>>The judging criteria do not include historical accuracy, whether the correct buttons and rank insignia were worn, or whether the film is a ‘visceral and worthy portrayal of the realities of war’ or some other such artsy bollocks, instead, it is simply enjoyability for a wet Sunday afternoon in. So, it is not a list for the film buff, historian or the yoghurt-weaving wheatgrass smoothy types for them to bemoan the inhumanity and pointlessness of war.
>>Most of these have a back story that is as good as, if not better, than the film.
>>In reverse order, the Top 25 British War Films:
>> . . 20 – Master and Commander
>> . . Russell Crowe is actually very good in this.
>>Capt. Jack Aubrey: England is under threat of invasion, and though we be on the far side of the world, this ship is our home. This ship *is* England.
>>Watch it because…
>>The Royal Navy giving the French a proper kicking.
>>The lesser of two weevils
>> . . 1 – Zulu

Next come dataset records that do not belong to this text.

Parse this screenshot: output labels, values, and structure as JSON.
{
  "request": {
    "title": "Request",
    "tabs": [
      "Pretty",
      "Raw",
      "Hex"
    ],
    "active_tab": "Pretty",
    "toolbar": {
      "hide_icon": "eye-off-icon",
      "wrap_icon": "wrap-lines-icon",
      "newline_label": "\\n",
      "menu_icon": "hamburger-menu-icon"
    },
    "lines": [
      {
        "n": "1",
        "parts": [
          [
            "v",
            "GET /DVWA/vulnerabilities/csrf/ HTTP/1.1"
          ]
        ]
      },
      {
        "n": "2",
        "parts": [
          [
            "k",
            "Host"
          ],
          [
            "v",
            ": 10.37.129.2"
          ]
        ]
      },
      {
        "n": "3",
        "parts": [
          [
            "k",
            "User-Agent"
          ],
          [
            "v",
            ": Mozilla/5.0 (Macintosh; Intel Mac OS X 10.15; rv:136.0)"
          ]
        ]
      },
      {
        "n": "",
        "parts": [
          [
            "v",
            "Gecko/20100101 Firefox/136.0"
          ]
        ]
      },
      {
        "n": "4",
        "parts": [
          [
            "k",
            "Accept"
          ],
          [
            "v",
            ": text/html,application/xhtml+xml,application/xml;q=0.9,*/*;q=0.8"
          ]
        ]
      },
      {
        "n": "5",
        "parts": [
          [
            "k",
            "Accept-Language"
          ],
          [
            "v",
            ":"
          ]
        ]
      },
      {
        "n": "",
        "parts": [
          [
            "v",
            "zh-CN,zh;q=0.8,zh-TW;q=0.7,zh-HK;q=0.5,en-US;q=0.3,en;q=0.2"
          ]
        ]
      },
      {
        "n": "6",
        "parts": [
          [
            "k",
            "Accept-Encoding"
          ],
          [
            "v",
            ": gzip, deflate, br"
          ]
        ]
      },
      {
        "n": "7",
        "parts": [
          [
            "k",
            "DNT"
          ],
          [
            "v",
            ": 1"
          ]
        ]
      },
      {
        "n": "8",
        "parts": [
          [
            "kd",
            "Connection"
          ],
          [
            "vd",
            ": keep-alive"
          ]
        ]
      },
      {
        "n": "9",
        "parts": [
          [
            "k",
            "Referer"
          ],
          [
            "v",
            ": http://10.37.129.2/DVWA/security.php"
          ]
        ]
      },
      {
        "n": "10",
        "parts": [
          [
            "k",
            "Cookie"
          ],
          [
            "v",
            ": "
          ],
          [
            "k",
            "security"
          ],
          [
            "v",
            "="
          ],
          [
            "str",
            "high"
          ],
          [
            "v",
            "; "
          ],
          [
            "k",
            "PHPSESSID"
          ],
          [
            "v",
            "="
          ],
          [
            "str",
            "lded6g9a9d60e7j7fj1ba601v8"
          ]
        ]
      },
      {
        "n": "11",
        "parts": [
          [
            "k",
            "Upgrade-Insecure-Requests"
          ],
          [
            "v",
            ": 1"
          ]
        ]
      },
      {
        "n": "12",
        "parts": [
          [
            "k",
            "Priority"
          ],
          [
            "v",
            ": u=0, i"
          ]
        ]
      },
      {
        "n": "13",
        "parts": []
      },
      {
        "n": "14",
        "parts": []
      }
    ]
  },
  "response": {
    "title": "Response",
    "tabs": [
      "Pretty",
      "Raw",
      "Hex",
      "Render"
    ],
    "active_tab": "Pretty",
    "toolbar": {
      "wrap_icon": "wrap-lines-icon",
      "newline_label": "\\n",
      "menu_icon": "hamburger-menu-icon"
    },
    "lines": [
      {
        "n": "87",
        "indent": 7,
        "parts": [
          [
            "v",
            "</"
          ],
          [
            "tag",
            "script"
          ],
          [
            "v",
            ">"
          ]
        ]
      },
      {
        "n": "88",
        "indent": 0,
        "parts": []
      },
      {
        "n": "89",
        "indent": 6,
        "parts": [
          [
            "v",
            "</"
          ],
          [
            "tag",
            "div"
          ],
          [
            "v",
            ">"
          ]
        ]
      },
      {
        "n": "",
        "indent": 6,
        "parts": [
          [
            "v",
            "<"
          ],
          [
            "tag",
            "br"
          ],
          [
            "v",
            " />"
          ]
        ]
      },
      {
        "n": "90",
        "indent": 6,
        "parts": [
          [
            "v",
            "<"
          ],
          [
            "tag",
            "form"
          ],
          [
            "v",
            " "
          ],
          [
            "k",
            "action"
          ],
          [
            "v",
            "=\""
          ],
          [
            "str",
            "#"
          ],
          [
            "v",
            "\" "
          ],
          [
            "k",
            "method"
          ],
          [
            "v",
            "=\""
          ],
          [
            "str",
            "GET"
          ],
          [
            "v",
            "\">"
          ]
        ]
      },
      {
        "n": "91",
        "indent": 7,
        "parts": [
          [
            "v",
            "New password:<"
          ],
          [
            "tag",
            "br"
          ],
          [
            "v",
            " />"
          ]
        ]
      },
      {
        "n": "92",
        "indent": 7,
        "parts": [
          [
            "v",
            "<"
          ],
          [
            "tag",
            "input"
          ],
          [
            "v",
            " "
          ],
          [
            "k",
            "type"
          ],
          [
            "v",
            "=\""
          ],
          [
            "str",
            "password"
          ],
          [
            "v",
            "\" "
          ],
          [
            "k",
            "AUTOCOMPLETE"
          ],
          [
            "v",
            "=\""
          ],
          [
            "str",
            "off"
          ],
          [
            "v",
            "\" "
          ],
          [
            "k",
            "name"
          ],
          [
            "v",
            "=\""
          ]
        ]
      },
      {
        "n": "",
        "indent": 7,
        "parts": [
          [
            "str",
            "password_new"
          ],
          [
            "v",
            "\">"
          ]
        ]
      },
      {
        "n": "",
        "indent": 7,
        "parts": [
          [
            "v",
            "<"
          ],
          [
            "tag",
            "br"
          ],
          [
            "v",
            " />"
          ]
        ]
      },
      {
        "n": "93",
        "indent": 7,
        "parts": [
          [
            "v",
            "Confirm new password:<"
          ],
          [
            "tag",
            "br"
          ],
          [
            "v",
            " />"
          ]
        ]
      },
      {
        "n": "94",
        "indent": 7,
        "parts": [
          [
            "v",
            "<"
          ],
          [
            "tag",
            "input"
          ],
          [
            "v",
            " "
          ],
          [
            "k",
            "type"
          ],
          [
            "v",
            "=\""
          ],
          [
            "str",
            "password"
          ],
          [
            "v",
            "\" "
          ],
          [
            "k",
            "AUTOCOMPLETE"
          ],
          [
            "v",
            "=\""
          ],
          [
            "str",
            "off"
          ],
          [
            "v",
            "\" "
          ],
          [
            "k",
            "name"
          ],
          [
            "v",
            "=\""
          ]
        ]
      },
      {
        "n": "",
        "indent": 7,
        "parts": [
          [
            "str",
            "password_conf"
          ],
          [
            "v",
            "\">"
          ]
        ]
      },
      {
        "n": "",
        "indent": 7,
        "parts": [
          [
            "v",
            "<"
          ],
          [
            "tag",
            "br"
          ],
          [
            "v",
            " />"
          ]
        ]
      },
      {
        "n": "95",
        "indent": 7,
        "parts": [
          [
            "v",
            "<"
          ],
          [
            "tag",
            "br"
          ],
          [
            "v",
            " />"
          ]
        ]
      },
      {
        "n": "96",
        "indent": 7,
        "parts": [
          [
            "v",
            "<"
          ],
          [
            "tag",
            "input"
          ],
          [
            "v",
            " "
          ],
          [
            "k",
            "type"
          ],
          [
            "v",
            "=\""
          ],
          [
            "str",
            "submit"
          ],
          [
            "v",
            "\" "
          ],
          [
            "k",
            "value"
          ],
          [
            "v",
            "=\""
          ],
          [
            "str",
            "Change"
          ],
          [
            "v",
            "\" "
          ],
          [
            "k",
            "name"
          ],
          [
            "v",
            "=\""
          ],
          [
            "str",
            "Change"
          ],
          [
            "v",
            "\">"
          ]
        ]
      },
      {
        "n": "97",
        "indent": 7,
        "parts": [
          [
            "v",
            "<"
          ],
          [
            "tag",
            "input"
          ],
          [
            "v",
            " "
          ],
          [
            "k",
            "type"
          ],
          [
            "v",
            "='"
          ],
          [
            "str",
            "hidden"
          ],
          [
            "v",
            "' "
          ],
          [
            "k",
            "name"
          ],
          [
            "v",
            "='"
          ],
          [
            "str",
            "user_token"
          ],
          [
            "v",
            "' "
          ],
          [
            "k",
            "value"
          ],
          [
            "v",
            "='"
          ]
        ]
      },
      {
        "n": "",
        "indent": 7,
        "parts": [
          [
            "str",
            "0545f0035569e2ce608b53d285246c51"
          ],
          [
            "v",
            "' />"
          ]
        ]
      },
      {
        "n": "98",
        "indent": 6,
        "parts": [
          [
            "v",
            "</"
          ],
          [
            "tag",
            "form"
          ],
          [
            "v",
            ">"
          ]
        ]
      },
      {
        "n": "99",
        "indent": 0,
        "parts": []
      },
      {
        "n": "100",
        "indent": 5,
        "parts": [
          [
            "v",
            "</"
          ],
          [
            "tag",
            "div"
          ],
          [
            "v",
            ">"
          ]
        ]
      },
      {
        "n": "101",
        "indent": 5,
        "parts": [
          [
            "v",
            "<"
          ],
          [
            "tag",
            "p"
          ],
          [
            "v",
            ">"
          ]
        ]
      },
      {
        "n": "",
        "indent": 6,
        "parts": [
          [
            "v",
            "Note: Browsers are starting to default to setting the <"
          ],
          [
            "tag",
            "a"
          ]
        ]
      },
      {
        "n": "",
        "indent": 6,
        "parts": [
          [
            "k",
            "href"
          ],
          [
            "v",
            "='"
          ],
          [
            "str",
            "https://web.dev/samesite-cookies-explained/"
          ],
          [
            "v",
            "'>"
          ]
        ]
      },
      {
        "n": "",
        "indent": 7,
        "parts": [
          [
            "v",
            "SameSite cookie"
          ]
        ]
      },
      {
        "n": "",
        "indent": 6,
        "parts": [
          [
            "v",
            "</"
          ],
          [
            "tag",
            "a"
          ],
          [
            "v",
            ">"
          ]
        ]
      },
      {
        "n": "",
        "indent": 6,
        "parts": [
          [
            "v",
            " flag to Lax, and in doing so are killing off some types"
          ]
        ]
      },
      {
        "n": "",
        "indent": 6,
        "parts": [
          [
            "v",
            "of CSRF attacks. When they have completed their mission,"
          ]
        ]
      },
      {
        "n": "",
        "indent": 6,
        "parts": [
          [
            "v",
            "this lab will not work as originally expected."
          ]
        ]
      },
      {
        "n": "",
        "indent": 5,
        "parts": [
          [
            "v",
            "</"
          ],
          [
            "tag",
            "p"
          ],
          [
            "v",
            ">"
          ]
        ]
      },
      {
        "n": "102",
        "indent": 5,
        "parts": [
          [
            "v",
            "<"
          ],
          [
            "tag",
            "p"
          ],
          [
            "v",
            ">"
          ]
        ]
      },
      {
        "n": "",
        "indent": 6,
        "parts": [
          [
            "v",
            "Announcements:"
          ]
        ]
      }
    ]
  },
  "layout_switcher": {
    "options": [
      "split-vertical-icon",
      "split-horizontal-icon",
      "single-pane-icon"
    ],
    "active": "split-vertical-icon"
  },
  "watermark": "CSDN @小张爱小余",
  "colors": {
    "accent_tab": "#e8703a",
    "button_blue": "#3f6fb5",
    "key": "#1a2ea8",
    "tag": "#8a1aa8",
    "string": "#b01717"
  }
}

>>Zulu is a 1964 epic war film depicting the Battle of Rorke's Drift between the British Army and the Zulus in January 1879, during the Anglo-Zulu War. It depicts 150 British soldiers, many of whom were sick and wounded patients in a field hospital, who successfully held off a force of 4,000 Zulu warriors.

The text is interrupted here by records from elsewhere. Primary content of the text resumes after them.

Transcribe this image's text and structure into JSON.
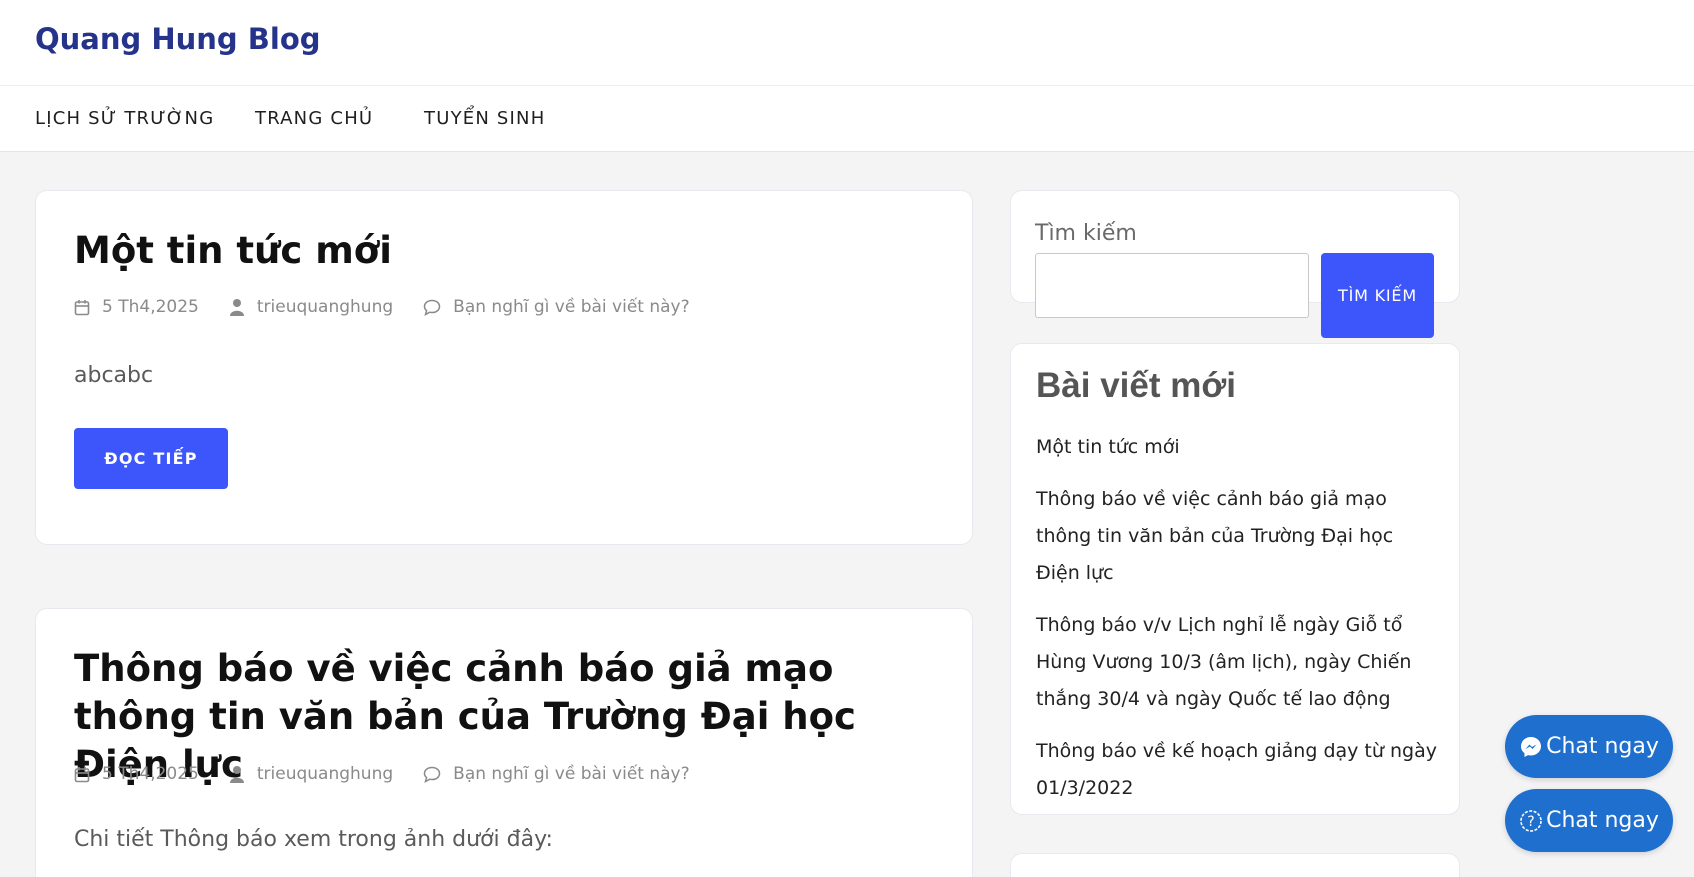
{
  "site": {
    "title": "Quang Hung Blog"
  },
  "nav": {
    "items": [
      "LỊCH SỬ TRƯỜNG",
      "TRANG CHỦ",
      "TUYỂN SINH"
    ]
  },
  "posts": [
    {
      "title": "Một tin tức mới",
      "date": "5 Th4,2025",
      "author": "trieuquanghung",
      "comments": "Bạn nghĩ gì về bài viết này?",
      "excerpt": "abcabc",
      "read_more": "ĐỌC TIẾP"
    },
    {
      "title": "Thông báo về việc cảnh báo giả mạo thông tin văn bản của Trường Đại học Điện lực",
      "date": "5 Th4,2025",
      "author": "trieuquanghung",
      "comments": "Bạn nghĩ gì về bài viết này?",
      "excerpt": "Chi tiết Thông báo xem trong ảnh dưới đây:"
    }
  ],
  "search": {
    "label": "Tìm kiếm",
    "value": "",
    "button": "TÌM KIẾM"
  },
  "recent": {
    "title": "Bài viết mới",
    "items": [
      "Một tin tức mới",
      "Thông báo về việc cảnh báo giả mạo thông tin văn bản của Trường Đại học Điện lực",
      "Thông báo v/v Lịch nghỉ lễ ngày Giỗ tổ Hùng Vương 10/3 (âm lịch), ngày Chiến thắng 30/4 và ngày Quốc tế lao động",
      "Thông báo về kế hoạch giảng dạy từ ngày 01/3/2022"
    ]
  },
  "chat": {
    "messenger_label": "Chat ngay",
    "help_label": "Chat ngay"
  },
  "colors": {
    "accent": "#3d56fb",
    "brand": "#25338b",
    "chat": "#1f6fce"
  }
}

>>Probably no surprise this is Number 1
>>Forget the outrageous slurs on the good character of Private Henry Hook (who was a model soldier and campaigning tee-totaller) andCommissaryy James Langley Dalton (who was the most experienced soldier at the mission station and widely credited with initiating the defence)
>>Forget British War Films, this is the best War Film full stop, in fact, forget War Films, Zulu is without a shadow of a doubt, THE best film ever made

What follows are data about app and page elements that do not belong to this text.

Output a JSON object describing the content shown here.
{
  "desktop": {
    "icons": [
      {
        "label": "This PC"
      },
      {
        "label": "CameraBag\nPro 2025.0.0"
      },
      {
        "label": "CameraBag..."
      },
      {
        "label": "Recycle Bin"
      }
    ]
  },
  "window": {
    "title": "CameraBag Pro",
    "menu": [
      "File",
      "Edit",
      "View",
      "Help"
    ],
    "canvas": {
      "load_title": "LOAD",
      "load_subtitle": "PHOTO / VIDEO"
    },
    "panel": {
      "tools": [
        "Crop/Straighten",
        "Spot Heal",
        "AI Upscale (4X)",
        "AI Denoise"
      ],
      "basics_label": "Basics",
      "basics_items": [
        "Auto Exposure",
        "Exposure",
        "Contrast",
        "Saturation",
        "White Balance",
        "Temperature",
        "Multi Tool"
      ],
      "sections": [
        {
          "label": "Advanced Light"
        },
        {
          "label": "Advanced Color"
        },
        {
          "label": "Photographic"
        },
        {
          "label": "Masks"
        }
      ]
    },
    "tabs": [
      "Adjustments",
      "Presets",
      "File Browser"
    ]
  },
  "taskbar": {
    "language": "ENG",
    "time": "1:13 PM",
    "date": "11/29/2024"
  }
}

>>The best bits are far too many to list.
>>Colour Sergeant Bourne: It’s a miracle.
>>Lieutenant John Chard: If it’s a miracle, Colour Sergeant, it’s a short chamber Boxer Henry point 45 caliber miracle.
>>Colour Sergeant Bourne: And a bayonet, sir, with some guts behind.
>>The final scene is, as the kids say, awesome: